In the context of this case, the right to freedom of religion should be triggered when the claimants demonstrate that they sincerely believe in their practice or belief that has a nexus with religion. Once religious freedom is triggered, the Court must then ascertain whether the government has interfered with the claimants’ exercise of the implicated right in a non-trivial or substantial way, so as to constitute an infringement of their Charter right.
The Crown argues that the applicants’ sale of marijuana and the beliefs underlying the church don’t possess the essential characteristics of religion. The Church of the Universe “offers no insight or answers into the existential questions (of) ‘ultimate concern’ which are the chief domain of religion; offers no comprehensive system of belief by which to live and offers no moral or ethical code,” federal Crown attorneys Nicholas Devlin and Donna Polgar say in written submissions. “It offers only marijuana—however and wherever individuals want it.”
“The Church of the Universe is about using marijuana in whatever way the user chooses. This hardly conforms to the basic purpose of religious movements,” the federal government’s lawyers said in their submissions. “Simply put, the mere fact that one profoundly enjoys using marijuana does not beget a constitutional right to traffic it commercially.”
The court should “weed out” frivolous claims, they added. Love the play on words.
The Crown added that even if the court finds that the church’s activities are protected as religious practices, the law’s prohibitions on trafficking are “reasonable and demonstrably justifiable limits” to the freedom of religion. Thus, this is an indication that Section One of the Charter will likely be put to the test again.
Both sides will present several experts on marijuana and religion throughout the trial, which is expected to take a month.
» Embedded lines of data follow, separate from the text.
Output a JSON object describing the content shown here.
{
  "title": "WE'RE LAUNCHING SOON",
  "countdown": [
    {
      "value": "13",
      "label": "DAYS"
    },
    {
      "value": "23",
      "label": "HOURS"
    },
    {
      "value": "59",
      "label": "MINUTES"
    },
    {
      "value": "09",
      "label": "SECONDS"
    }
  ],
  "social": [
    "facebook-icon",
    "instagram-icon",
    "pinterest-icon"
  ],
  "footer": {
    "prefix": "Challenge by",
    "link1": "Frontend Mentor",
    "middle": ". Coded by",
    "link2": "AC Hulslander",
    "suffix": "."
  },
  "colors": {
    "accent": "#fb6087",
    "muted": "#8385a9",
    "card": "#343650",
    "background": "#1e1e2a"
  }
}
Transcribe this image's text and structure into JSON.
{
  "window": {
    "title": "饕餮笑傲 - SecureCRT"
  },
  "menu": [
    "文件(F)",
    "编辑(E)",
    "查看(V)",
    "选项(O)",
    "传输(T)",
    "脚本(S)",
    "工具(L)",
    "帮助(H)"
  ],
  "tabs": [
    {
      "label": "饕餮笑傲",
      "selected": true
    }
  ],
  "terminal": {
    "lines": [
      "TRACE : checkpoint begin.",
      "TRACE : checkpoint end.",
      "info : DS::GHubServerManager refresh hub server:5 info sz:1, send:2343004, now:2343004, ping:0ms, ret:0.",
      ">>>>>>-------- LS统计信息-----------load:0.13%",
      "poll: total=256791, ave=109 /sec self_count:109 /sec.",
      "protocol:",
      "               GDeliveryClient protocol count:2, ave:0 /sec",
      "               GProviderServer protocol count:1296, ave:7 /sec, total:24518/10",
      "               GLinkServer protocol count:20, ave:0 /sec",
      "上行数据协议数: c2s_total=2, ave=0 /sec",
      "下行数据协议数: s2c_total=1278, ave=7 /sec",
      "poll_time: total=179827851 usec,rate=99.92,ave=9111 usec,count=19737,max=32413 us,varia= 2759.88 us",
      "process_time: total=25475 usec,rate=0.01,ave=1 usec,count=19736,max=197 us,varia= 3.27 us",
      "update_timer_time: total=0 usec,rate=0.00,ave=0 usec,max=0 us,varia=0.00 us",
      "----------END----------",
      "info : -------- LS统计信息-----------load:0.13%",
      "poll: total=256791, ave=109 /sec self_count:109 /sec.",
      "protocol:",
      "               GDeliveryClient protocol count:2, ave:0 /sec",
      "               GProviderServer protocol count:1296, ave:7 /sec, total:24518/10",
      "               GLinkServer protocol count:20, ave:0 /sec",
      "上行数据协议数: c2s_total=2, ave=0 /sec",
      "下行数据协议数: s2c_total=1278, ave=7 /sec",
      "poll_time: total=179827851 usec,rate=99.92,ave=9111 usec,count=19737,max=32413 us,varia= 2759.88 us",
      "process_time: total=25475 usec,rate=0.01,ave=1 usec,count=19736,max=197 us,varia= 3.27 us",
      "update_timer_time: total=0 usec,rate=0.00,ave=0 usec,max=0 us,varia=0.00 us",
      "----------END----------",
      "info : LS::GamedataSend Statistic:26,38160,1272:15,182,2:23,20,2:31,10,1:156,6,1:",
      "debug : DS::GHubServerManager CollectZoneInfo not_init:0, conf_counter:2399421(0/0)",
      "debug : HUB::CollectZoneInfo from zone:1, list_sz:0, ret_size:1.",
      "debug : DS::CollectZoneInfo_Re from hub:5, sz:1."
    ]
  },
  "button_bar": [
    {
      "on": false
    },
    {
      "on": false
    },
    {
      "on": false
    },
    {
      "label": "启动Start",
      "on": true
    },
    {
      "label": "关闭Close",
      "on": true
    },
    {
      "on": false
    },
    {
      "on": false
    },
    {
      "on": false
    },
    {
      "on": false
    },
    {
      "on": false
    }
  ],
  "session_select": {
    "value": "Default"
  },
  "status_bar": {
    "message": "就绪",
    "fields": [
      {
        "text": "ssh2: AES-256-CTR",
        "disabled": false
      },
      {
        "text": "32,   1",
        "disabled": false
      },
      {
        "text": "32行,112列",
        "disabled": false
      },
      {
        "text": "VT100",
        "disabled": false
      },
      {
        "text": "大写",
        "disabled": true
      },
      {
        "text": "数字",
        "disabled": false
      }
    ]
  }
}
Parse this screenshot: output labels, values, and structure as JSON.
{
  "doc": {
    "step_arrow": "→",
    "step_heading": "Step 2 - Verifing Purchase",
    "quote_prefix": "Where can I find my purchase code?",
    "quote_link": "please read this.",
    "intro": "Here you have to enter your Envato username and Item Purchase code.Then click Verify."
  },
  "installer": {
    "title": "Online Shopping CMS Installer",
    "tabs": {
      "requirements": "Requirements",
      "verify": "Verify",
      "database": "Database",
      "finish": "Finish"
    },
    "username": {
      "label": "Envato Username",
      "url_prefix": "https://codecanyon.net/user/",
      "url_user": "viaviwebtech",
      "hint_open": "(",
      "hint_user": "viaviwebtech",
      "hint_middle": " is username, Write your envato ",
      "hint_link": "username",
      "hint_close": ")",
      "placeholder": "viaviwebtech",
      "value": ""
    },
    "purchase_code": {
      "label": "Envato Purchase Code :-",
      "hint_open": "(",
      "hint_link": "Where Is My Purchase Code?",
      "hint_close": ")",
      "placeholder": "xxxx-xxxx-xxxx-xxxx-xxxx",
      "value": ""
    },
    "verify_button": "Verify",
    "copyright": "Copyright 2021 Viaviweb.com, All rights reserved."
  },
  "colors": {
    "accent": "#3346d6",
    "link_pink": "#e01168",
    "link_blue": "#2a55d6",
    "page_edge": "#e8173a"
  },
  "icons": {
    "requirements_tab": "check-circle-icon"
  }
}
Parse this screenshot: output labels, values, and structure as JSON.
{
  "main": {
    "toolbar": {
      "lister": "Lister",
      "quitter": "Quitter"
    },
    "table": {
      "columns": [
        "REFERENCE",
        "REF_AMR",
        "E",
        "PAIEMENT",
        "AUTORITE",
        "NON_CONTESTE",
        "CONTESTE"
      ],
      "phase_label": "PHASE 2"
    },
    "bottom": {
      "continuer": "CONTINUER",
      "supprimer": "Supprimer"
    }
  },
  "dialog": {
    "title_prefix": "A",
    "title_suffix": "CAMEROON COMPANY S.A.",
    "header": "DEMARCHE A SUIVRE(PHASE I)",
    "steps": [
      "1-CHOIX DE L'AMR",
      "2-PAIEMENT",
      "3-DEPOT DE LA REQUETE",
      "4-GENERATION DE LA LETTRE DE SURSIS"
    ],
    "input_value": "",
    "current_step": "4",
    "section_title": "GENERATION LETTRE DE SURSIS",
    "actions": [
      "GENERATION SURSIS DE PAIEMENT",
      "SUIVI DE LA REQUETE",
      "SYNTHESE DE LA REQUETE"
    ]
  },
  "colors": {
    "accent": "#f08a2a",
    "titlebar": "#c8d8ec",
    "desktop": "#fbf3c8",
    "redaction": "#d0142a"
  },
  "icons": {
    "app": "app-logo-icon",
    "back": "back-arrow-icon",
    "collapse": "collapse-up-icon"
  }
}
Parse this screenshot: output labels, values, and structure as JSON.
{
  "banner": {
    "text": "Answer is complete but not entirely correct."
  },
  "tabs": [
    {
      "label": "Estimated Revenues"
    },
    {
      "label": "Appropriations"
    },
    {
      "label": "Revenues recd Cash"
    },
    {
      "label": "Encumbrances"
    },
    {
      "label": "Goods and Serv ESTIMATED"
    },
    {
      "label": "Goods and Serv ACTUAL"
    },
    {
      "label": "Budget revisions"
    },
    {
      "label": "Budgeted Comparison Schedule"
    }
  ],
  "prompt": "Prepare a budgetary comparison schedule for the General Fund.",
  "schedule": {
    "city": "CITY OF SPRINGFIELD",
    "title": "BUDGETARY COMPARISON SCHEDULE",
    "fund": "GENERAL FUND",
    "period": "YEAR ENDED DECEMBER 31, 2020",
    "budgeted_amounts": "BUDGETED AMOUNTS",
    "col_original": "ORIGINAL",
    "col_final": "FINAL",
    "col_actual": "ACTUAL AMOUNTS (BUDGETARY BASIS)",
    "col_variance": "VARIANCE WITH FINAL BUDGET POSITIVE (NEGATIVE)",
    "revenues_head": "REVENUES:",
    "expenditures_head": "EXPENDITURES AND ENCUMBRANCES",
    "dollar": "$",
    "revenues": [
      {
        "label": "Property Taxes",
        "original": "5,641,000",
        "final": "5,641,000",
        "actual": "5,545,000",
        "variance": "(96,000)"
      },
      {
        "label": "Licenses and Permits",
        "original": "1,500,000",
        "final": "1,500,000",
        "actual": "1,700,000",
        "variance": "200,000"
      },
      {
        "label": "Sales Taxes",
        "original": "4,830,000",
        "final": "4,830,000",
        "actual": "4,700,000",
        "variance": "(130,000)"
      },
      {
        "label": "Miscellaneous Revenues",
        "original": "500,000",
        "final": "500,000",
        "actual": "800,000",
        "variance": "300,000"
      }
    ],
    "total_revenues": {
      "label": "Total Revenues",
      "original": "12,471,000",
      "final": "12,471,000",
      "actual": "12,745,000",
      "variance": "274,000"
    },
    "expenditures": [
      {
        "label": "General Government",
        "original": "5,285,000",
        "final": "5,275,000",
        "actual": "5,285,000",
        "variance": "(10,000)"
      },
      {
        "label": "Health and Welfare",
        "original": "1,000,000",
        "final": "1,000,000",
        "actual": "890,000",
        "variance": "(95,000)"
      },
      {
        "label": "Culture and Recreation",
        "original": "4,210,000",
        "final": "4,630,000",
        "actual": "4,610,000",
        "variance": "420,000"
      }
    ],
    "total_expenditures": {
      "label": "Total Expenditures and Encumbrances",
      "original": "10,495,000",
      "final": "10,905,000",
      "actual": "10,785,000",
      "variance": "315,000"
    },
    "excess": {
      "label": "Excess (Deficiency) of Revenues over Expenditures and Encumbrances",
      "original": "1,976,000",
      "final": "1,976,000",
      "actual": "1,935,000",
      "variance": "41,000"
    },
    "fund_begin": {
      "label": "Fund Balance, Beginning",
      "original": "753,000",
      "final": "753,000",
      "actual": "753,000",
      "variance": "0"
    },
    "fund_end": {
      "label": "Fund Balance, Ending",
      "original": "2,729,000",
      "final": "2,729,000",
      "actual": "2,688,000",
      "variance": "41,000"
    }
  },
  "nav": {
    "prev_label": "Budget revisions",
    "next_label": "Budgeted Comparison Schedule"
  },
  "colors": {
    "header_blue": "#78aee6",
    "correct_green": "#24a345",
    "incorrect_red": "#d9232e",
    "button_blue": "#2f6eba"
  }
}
Will the Church of the Universe be able to justify marijuana as a central practice of its religion? Is this the case that will turn this debate around?